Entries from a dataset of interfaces
+++++
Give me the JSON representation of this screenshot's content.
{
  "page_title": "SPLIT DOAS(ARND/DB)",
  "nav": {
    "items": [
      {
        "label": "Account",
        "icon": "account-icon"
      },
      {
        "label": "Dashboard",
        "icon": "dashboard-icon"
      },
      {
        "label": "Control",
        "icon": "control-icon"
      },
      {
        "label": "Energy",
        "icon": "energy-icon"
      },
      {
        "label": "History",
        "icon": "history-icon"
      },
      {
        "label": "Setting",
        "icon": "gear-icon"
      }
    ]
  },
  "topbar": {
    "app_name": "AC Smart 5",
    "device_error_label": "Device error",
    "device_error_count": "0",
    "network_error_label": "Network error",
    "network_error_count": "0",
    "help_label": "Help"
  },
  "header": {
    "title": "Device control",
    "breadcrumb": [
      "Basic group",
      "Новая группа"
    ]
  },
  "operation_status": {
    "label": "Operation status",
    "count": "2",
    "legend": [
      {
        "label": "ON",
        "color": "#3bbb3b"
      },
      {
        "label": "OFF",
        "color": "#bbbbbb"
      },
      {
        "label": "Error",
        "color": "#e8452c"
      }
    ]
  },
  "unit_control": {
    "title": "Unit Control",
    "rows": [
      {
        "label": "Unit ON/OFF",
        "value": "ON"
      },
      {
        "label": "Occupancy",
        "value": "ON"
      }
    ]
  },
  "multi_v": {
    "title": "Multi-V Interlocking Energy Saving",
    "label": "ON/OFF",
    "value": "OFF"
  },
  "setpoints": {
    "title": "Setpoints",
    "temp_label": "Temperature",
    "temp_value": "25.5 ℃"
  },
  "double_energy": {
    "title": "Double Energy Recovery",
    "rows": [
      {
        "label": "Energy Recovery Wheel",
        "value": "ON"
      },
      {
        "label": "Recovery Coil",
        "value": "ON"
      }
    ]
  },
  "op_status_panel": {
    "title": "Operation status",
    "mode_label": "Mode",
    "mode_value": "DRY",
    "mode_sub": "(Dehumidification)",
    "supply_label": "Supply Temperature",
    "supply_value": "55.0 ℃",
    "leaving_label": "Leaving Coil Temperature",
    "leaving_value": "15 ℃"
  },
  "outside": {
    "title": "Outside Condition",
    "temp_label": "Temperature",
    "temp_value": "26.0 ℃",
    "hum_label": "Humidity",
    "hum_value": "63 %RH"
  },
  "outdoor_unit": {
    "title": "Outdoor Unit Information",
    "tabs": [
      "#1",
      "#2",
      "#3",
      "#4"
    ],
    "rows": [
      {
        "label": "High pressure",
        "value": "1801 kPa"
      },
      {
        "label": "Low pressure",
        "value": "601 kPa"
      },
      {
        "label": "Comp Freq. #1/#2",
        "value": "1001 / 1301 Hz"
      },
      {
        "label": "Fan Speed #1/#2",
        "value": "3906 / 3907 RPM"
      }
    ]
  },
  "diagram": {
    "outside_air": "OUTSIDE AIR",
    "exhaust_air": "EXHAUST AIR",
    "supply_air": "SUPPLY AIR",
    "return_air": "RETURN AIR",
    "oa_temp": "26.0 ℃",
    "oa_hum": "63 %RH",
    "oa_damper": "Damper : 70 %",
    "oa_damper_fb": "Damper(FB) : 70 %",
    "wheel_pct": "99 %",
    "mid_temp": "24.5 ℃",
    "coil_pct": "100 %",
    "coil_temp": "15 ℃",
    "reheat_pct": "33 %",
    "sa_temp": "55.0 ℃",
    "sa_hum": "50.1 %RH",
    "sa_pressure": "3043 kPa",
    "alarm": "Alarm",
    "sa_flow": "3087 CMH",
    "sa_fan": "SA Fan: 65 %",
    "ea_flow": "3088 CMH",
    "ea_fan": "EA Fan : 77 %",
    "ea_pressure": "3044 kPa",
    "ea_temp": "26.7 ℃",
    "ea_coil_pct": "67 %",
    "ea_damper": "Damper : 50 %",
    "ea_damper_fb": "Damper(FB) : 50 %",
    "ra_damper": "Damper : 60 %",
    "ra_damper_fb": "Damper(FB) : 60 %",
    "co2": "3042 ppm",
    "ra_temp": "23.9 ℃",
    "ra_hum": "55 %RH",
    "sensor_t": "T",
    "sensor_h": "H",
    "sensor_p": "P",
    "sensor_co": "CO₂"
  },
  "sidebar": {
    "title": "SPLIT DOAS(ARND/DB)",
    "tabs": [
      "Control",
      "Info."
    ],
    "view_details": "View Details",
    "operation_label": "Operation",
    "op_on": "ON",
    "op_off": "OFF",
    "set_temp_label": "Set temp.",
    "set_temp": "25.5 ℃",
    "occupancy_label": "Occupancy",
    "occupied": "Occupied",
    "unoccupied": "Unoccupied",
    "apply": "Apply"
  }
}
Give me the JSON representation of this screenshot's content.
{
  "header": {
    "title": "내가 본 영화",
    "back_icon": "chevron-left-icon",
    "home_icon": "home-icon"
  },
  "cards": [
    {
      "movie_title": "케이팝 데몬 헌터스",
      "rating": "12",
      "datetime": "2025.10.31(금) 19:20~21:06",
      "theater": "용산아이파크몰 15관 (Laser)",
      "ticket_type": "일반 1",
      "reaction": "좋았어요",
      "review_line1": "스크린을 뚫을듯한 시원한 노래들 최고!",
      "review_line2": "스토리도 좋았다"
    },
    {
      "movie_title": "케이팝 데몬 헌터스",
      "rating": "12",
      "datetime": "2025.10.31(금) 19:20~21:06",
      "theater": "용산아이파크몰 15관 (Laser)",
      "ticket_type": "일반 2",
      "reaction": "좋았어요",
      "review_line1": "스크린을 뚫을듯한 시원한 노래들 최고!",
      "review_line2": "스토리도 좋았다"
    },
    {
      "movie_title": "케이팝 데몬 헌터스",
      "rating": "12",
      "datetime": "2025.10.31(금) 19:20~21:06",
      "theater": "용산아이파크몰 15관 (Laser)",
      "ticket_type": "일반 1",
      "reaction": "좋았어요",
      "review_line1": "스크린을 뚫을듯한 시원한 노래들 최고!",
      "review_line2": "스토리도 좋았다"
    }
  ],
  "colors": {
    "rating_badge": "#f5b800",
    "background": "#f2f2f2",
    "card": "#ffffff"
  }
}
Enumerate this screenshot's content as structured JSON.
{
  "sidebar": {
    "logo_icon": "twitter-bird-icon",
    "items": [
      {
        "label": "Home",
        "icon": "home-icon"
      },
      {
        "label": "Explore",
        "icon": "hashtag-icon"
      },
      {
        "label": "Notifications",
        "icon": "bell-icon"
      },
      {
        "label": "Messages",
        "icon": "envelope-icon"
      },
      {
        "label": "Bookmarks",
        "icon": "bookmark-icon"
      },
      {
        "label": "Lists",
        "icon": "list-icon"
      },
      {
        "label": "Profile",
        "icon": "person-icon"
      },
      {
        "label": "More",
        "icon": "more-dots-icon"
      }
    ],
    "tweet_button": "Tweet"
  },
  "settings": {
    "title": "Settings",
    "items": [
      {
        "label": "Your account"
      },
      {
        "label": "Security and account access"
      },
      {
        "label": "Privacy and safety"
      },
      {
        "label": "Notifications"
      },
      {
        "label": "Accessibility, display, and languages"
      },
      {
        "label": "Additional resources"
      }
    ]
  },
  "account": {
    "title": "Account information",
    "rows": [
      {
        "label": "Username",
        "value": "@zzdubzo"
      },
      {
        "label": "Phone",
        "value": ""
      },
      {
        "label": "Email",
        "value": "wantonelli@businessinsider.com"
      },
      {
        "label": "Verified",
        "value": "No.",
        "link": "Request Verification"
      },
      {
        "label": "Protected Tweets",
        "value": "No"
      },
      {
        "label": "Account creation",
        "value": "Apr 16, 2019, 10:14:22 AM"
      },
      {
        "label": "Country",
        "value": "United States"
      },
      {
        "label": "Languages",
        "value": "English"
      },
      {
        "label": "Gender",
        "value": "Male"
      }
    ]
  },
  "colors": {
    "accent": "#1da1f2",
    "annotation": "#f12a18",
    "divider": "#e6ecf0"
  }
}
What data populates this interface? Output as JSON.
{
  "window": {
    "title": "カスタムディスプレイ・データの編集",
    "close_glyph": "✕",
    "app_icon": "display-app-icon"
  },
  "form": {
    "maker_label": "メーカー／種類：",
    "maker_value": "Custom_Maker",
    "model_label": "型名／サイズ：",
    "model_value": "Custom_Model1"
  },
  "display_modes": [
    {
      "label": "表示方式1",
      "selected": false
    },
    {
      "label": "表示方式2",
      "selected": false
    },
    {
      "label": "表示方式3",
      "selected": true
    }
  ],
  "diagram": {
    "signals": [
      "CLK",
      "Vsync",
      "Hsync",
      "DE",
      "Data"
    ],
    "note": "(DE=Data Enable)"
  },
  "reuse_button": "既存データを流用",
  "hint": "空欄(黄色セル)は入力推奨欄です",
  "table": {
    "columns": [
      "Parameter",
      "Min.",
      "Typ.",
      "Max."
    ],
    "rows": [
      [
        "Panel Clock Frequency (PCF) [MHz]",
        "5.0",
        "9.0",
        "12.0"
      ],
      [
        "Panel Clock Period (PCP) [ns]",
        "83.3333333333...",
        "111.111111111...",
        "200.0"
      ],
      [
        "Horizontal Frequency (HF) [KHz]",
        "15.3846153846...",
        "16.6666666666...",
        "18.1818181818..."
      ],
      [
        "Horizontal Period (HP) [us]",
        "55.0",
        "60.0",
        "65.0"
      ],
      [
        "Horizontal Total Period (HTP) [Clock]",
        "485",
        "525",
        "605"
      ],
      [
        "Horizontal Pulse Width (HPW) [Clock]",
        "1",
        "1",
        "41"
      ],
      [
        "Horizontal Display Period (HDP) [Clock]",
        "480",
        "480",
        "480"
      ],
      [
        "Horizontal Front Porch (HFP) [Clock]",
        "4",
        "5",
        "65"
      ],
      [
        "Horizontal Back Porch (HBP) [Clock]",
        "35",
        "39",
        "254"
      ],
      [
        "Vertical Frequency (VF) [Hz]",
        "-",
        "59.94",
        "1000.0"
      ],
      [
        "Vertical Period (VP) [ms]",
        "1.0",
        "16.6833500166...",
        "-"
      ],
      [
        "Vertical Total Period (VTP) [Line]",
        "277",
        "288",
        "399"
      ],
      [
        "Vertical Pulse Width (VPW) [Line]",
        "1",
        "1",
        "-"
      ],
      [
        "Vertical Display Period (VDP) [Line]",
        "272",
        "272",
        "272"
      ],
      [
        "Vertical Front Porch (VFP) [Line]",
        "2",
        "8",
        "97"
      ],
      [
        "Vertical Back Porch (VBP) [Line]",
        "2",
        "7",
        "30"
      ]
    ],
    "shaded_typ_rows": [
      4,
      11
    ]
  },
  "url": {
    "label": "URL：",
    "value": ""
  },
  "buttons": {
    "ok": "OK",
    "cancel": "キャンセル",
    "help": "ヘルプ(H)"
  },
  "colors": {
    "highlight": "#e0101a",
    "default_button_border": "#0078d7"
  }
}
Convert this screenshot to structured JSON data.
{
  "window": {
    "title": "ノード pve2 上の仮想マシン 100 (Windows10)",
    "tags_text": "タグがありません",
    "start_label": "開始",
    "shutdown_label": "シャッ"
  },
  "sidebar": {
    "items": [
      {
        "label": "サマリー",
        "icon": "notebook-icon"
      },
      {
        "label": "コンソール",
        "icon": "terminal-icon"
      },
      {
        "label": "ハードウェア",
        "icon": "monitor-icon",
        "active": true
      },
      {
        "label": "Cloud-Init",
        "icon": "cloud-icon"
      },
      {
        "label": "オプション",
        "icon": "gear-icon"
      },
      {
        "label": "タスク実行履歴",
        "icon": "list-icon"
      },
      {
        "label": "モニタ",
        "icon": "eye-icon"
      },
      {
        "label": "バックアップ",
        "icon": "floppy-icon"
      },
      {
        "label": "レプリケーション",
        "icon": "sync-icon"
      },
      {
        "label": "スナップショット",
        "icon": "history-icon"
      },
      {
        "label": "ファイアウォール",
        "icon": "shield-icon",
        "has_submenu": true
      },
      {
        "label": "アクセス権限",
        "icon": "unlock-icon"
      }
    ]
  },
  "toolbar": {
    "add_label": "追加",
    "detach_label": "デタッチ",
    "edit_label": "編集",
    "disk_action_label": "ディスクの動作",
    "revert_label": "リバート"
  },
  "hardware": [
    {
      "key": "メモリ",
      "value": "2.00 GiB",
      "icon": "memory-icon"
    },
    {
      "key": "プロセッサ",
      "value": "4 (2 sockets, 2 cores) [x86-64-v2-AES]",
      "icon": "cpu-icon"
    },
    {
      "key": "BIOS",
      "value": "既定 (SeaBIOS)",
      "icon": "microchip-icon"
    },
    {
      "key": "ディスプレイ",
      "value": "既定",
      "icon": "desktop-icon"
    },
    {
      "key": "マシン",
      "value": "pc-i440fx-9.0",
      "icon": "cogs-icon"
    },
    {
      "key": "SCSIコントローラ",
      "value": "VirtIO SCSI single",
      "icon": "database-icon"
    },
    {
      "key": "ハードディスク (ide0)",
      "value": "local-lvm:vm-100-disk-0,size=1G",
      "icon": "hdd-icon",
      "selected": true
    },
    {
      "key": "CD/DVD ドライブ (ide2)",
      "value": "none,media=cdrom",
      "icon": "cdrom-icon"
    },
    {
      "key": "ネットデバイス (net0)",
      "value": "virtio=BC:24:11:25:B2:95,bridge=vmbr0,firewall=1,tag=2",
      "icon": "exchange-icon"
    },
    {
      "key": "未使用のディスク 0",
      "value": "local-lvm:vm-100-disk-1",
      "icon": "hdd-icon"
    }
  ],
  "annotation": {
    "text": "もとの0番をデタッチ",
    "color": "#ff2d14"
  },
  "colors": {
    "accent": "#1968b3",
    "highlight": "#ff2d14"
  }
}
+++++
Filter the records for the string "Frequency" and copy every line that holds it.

■ Exercise result
        "Panel Clock Frequency (PCF) [MHz]",
        "Horizontal Frequency (HF) [KHz]",
        "Vertical Frequency (VF) [Hz]",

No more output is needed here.